Work request - Bring together every line in the data that includes "Lemez".

[Collected data entries]
+---+
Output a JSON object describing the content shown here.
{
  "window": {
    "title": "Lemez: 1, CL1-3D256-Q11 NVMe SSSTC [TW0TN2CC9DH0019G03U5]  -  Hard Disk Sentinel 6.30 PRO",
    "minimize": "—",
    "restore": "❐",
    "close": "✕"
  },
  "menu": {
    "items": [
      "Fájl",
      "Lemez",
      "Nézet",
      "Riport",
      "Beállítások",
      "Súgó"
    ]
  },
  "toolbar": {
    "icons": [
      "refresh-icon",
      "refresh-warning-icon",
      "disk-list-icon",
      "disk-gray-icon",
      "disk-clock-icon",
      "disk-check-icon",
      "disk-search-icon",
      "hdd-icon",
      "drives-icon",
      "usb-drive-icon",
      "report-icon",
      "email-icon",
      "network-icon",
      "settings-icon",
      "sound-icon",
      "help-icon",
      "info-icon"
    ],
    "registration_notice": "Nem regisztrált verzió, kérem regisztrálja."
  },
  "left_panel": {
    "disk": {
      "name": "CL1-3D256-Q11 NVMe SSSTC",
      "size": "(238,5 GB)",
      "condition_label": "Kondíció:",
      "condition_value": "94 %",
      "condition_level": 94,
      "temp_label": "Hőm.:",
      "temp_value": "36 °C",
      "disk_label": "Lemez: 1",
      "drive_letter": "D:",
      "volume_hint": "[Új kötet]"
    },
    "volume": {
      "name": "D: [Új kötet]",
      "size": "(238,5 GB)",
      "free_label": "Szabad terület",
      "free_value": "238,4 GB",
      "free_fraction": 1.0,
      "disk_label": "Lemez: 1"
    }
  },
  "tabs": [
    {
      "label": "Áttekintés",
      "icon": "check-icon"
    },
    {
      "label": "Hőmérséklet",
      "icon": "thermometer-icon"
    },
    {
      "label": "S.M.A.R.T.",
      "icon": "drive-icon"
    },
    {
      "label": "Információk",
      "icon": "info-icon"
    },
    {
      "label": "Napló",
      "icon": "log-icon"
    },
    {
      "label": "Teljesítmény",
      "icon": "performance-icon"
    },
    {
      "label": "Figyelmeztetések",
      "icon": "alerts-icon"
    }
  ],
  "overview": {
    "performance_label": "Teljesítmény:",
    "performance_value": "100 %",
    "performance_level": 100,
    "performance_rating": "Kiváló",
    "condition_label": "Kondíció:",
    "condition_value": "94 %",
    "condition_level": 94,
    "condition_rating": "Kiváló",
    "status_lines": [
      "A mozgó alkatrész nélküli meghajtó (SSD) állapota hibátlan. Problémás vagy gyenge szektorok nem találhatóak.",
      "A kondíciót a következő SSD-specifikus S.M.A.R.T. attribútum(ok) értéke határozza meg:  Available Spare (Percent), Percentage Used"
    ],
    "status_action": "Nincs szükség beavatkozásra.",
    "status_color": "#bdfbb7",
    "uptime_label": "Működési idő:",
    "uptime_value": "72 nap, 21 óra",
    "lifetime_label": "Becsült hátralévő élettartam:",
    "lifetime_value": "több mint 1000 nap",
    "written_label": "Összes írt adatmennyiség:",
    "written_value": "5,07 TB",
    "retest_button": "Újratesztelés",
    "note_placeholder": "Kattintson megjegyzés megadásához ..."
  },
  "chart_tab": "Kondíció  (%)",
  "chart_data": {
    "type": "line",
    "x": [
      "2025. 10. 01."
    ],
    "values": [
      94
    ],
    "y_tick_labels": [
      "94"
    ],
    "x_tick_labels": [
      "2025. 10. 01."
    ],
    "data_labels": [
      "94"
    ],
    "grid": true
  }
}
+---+
Response box -
    "title": "Lemez: 1, CL1-3D256-Q11 NVMe SSSTC [TW0TN2CC9DH0019G03U5]  -  Hard Disk Sentinel 6.30 PRO",
      "Lemez",
      "disk_label": "Lemez: 1",
      "disk_label": "Lemez: 1"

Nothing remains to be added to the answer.